6-foot-6 Kris Montoya (Portland, OR) couldn't be stopped in the post, coming off the bench to score 16 of his 19 points in the first half. 6-foot-4 Deshun McCoy (Los Angeles) also found a route to the basket, finishing with 19 points. 6-foot-8 Conrad Liebowitz (Santa Monica) had a double-double with 12 points and 13 boards.
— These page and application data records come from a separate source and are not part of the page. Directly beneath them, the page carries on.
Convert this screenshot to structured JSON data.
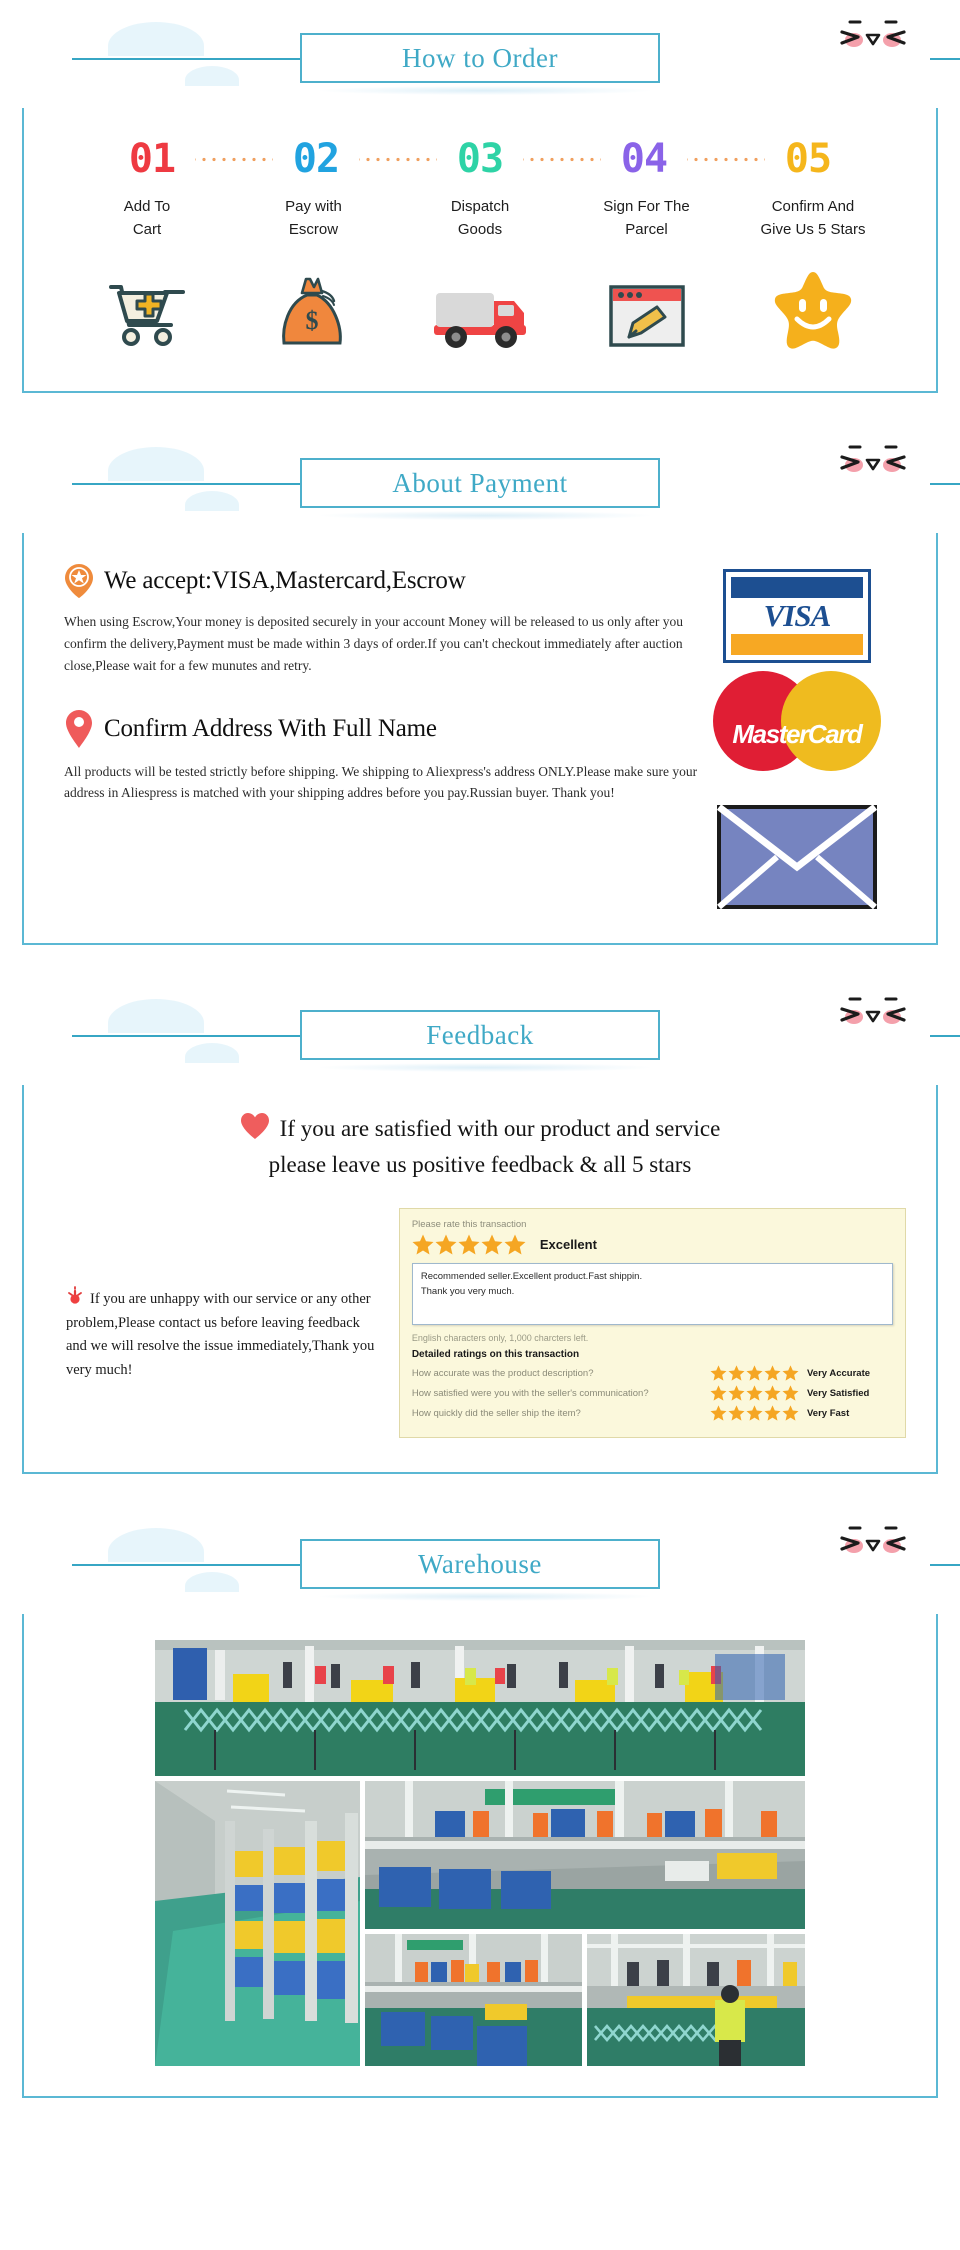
{
  "sections": {
    "order": {
      "title": "How to Order",
      "steps": [
        {
          "num": "01",
          "color": "#ee3a42",
          "label": "Add To\nCart",
          "icon": "shopping-cart-icon"
        },
        {
          "num": "02",
          "color": "#21a3e0",
          "label": "Pay with\nEscrow",
          "icon": "money-bag-icon"
        },
        {
          "num": "03",
          "color": "#2ed3a6",
          "label": "Dispatch\nGoods",
          "icon": "delivery-truck-icon"
        },
        {
          "num": "04",
          "color": "#8a63e8",
          "label": "Sign For The\nParcel",
          "icon": "sign-document-icon"
        },
        {
          "num": "05",
          "color": "#f5b61c",
          "label": "Confirm And\nGive Us 5 Stars",
          "icon": "smiling-star-icon"
        }
      ]
    },
    "payment": {
      "title": "About Payment",
      "accept_heading": "We accept:VISA,Mastercard,Escrow",
      "accept_text": "When using Escrow,Your money is deposited securely in your account Money will be released to us only after you confirm the delivery,Payment must be made within 3 days of order.If you can't checkout immediately after auction close,Please wait for a few munutes and retry.",
      "address_heading": "Confirm Address With Full Name",
      "address_text": "All products will be tested strictly before shipping. We shipping to Aliexpress's address ONLY.Please make sure your address in Aliespress is matched with your shipping addres before you pay.Russian buyer. Thank you!",
      "logos": {
        "visa": "VISA",
        "mastercard": "MasterCard",
        "envelope_icon": "envelope-icon"
      }
    },
    "feedback": {
      "title": "Feedback",
      "headline_line1": "If you are satisfied with our product and service",
      "headline_line2": "please leave us positive feedback & all 5 stars",
      "unhappy_text": "If you are unhappy with our service or any other problem,Please contact us before leaving feedback and we will resolve the issue immediately,Thank you very much!",
      "rate_card": {
        "prompt": "Please rate this transaction",
        "rating_stars": 5,
        "rating_label": "Excellent",
        "comment_line1": "Recommended seller.Excellent product.Fast shippin.",
        "comment_line2": "Thank you very much.",
        "char_note": "English characters only, 1,000 charcters left.",
        "detail_title": "Detailed ratings on this transaction",
        "details": [
          {
            "question": "How accurate was the product description?",
            "stars": 5,
            "answer": "Very Accurate"
          },
          {
            "question": "How satisfied were you with the seller's communication?",
            "stars": 5,
            "answer": "Very Satisfied"
          },
          {
            "question": "How quickly did the seller ship the item?",
            "stars": 5,
            "answer": "Very Fast"
          }
        ]
      }
    },
    "warehouse": {
      "title": "Warehouse",
      "photos": [
        {
          "name": "warehouse-photo-packing-line"
        },
        {
          "name": "warehouse-photo-storage-aisle"
        },
        {
          "name": "warehouse-photo-conveyor-sorting"
        },
        {
          "name": "warehouse-photo-assembly-row"
        },
        {
          "name": "warehouse-photo-worker-station"
        }
      ]
    }
  },
  "theme": {
    "accent": "#3fa9c6",
    "border": "#5bb8d4",
    "dots": "#f0a060",
    "star_gold": "#f5a623"
  }
}
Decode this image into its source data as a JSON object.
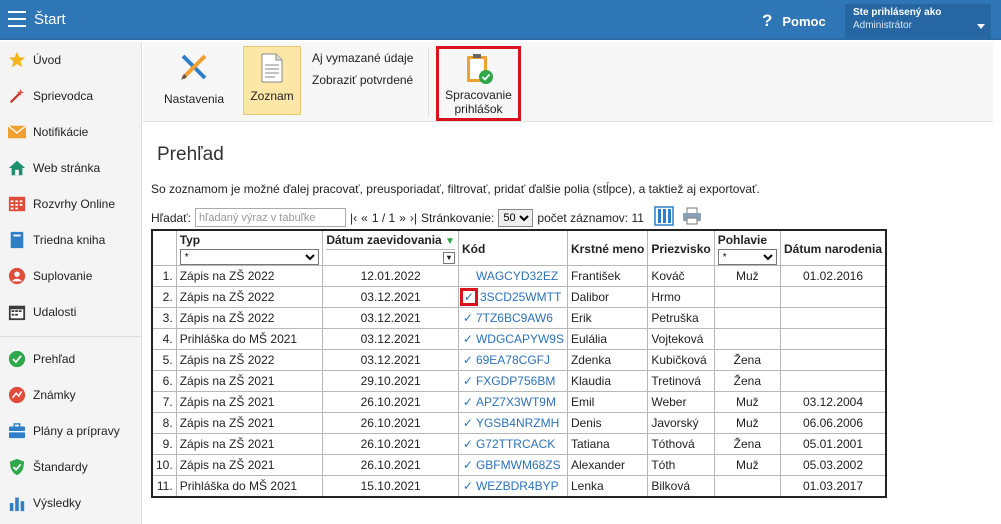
{
  "header": {
    "title": "Štart",
    "help_label": "Pomoc",
    "user_label": "Ste prihlásený ako",
    "user_name": "Administrátor"
  },
  "sidebar": {
    "items": [
      {
        "label": "Úvod",
        "icon": "star-icon"
      },
      {
        "label": "Sprievodca",
        "icon": "magic-wand-icon"
      },
      {
        "label": "Notifikácie",
        "icon": "envelope-icon"
      },
      {
        "label": "Web stránka",
        "icon": "house-icon"
      },
      {
        "label": "Rozvrhy Online",
        "icon": "timetable-icon"
      },
      {
        "label": "Triedna kniha",
        "icon": "book-icon"
      },
      {
        "label": "Suplovanie",
        "icon": "substitute-person-icon"
      },
      {
        "label": "Udalosti",
        "icon": "calendar-icon"
      },
      {
        "label": "Prehľad",
        "icon": "check-circle-icon"
      },
      {
        "label": "Známky",
        "icon": "grades-icon"
      },
      {
        "label": "Plány a prípravy",
        "icon": "briefcase-icon"
      },
      {
        "label": "Štandardy",
        "icon": "shield-check-icon"
      },
      {
        "label": "Výsledky",
        "icon": "bar-chart-icon"
      }
    ]
  },
  "toolbar": {
    "settings_label": "Nastavenia",
    "list_label": "Zoznam",
    "link_deleted": "Aj vymazané údaje",
    "link_confirmed": "Zobraziť potvrdené",
    "processing_line1": "Spracovanie",
    "processing_line2": "prihlášok"
  },
  "main": {
    "title": "Prehľad",
    "description": "So zoznamom je možné ďalej pracovať, preusporiadať, filtrovať, pridať ďalšie polia (stĺpce), a taktiež aj exportovať.",
    "search_label": "Hľadať:",
    "search_placeholder": "hľadaný výraz v tabuľke",
    "pager_first": "|‹",
    "pager_prev": "«",
    "pager_text": "1 / 1",
    "pager_next": "»",
    "pager_last": "›|",
    "page_size_label": "Stránkovanie:",
    "page_size_value": "50",
    "record_count_label": "počet záznamov: 11"
  },
  "table": {
    "headers": {
      "typ": "Typ",
      "datum": "Dátum zaevidovania",
      "kod": "Kód",
      "meno": "Krstné meno",
      "priezvisko": "Priezvisko",
      "pohlavie": "Pohlavie",
      "narodenie": "Dátum narodenia"
    },
    "filter_all": "*",
    "check_mark": "✓",
    "rows": [
      {
        "n": "1.",
        "typ": "Zápis na ZŠ 2022",
        "datum": "12.01.2022",
        "check": "",
        "kod": "WAGCYD32EZ",
        "meno": "František",
        "priezvisko": "Kováč",
        "pohlavie": "Muž",
        "narodenie": "01.02.2016"
      },
      {
        "n": "2.",
        "typ": "Zápis na ZŠ 2022",
        "datum": "03.12.2021",
        "check": "✓",
        "kod": "3SCD25WMTT",
        "meno": "Dalibor",
        "priezvisko": "Hrmo",
        "pohlavie": "",
        "narodenie": ""
      },
      {
        "n": "3.",
        "typ": "Zápis na ZŠ 2022",
        "datum": "03.12.2021",
        "check": "✓",
        "kod": "7TZ6BC9AW6",
        "meno": "Erik",
        "priezvisko": "Petruška",
        "pohlavie": "",
        "narodenie": ""
      },
      {
        "n": "4.",
        "typ": "Prihláška do MŠ 2021",
        "datum": "03.12.2021",
        "check": "✓",
        "kod": "WDGCAPYW9S",
        "meno": "Eulália",
        "priezvisko": "Vojteková",
        "pohlavie": "",
        "narodenie": ""
      },
      {
        "n": "5.",
        "typ": "Zápis na ZŠ 2022",
        "datum": "03.12.2021",
        "check": "✓",
        "kod": "69EA78CGFJ",
        "meno": "Zdenka",
        "priezvisko": "Kubičková",
        "pohlavie": "Žena",
        "narodenie": ""
      },
      {
        "n": "6.",
        "typ": "Zápis na ZŠ 2021",
        "datum": "29.10.2021",
        "check": "✓",
        "kod": "FXGDP756BM",
        "meno": "Klaudia",
        "priezvisko": "Tretinová",
        "pohlavie": "Žena",
        "narodenie": ""
      },
      {
        "n": "7.",
        "typ": "Zápis na ZŠ 2021",
        "datum": "26.10.2021",
        "check": "✓",
        "kod": "APZ7X3WT9M",
        "meno": "Emil",
        "priezvisko": "Weber",
        "pohlavie": "Muž",
        "narodenie": "03.12.2004"
      },
      {
        "n": "8.",
        "typ": "Zápis na ZŠ 2021",
        "datum": "26.10.2021",
        "check": "✓",
        "kod": "YGSB4NRZMH",
        "meno": "Denis",
        "priezvisko": "Javorský",
        "pohlavie": "Muž",
        "narodenie": "06.06.2006"
      },
      {
        "n": "9.",
        "typ": "Zápis na ZŠ 2021",
        "datum": "26.10.2021",
        "check": "✓",
        "kod": "G72TTRCACK",
        "meno": "Tatiana",
        "priezvisko": "Tóthová",
        "pohlavie": "Žena",
        "narodenie": "05.01.2001"
      },
      {
        "n": "10.",
        "typ": "Zápis na ZŠ 2021",
        "datum": "26.10.2021",
        "check": "✓",
        "kod": "GBFMWM68ZS",
        "meno": "Alexander",
        "priezvisko": "Tóth",
        "pohlavie": "Muž",
        "narodenie": "05.03.2002"
      },
      {
        "n": "11.",
        "typ": "Prihláška do MŠ 2021",
        "datum": "15.10.2021",
        "check": "✓",
        "kod": "WEZBDR4BYP",
        "meno": "Lenka",
        "priezvisko": "Bilková",
        "pohlavie": "",
        "narodenie": "01.03.2017"
      }
    ]
  },
  "colors": {
    "topbar": "#2f76b6",
    "highlight_red": "#d6141d",
    "link_blue": "#2e72b8",
    "active_button": "#fde7a7"
  }
}
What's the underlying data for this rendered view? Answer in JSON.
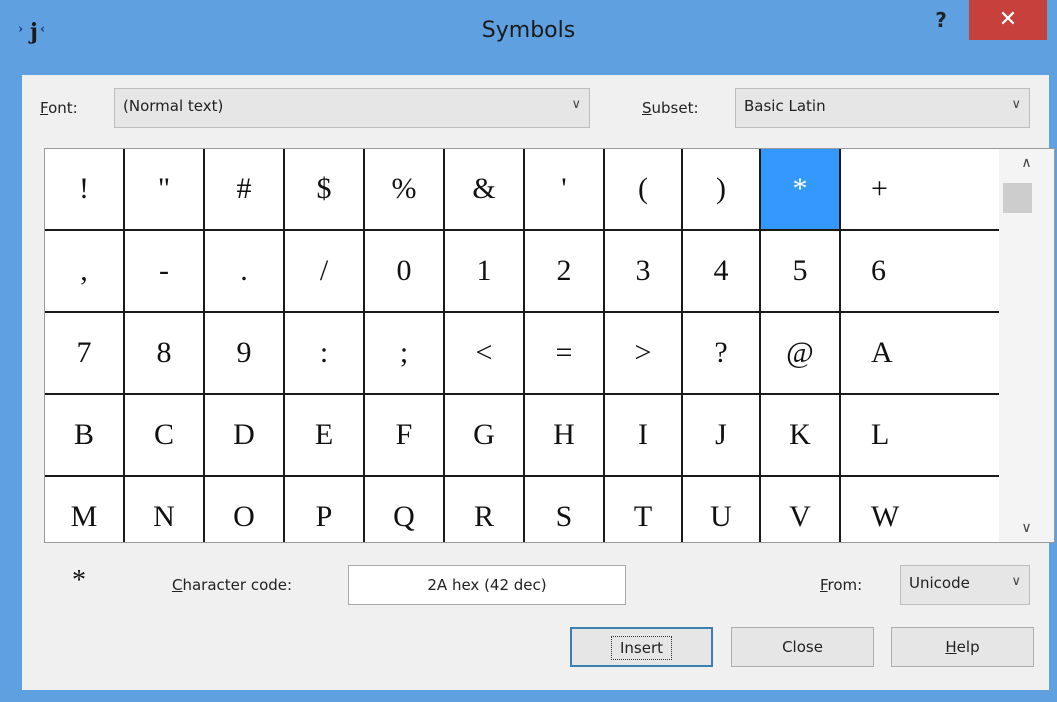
{
  "window": {
    "title": "Symbols",
    "help_glyph": "?",
    "close_glyph": "✕"
  },
  "font_label": "Font:",
  "font_value": "(Normal text)",
  "subset_label": "Subset:",
  "subset_value": "Basic Latin",
  "dropdown_arrow": "∨",
  "grid": {
    "rows": [
      [
        "!",
        "\"",
        "#",
        "$",
        "%",
        "&",
        "'",
        "(",
        ")",
        "*",
        "+"
      ],
      [
        ",",
        "-",
        ".",
        "/",
        "0",
        "1",
        "2",
        "3",
        "4",
        "5",
        "6"
      ],
      [
        "7",
        "8",
        "9",
        ":",
        ";",
        "<",
        "=",
        ">",
        "?",
        "@",
        "A"
      ],
      [
        "B",
        "C",
        "D",
        "E",
        "F",
        "G",
        "H",
        "I",
        "J",
        "K",
        "L"
      ],
      [
        "M",
        "N",
        "O",
        "P",
        "Q",
        "R",
        "S",
        "T",
        "U",
        "V",
        "W"
      ]
    ],
    "selected": "*"
  },
  "scroll": {
    "up": "∧",
    "down": "∨"
  },
  "preview_char": "*",
  "char_code_label": "Character code:",
  "char_code_value": "2A hex (42 dec)",
  "from_label": "From:",
  "from_value": "Unicode",
  "buttons": {
    "insert": "Insert",
    "close": "Close",
    "help": "Help"
  }
}
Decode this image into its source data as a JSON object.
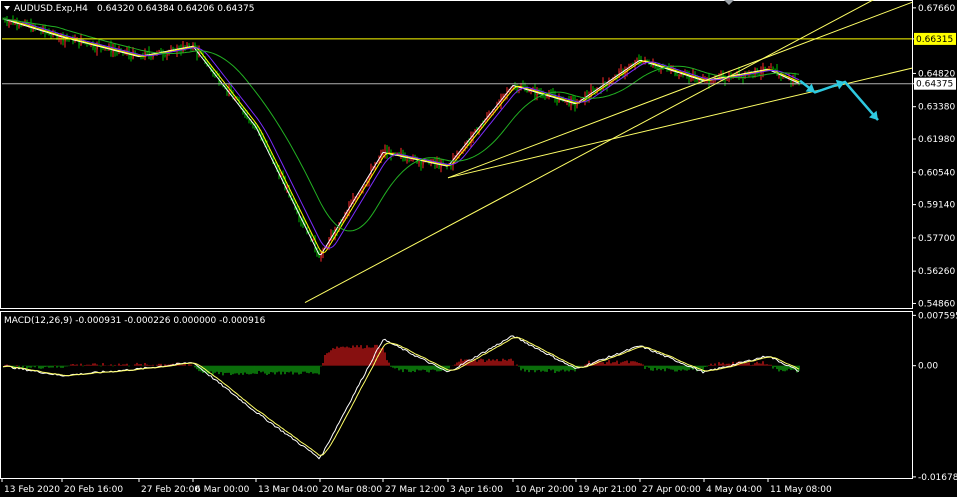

Three point threat Ryan Chong added 12 points, and Jack Hanley chipped in with 11.
Though Caltech managed to cut the lead as close as 11 points in the first half, led by Michael Edwards' 18 points and Andrew Hogue's 14 points, the Beavers were never able to make a lasting run to get back in the game.
To their credit, however, Caltech forced Oxy to commit a game-high 17 turnovers and many petty fouls.
Both teams played hard in a highly physical atmosphere.
"It felt like a football game out there," Newhall said. "Everyone was getting tackled."
Hard fouls were exchanged, bodies flew, and shirtless screaming Caltech fans with orange paint drawn on them were heard all night.
An important lesson from last year's game, however, still remains in the back of the Tigers' minds.
"We now know we can't act like things are just going to come to us," Montoya said. "We have to come and play hard every single night and prove ourselves."
The Tigers certainly did tonight, and look to again this Saturday against Whittier at 7 p.m. at home.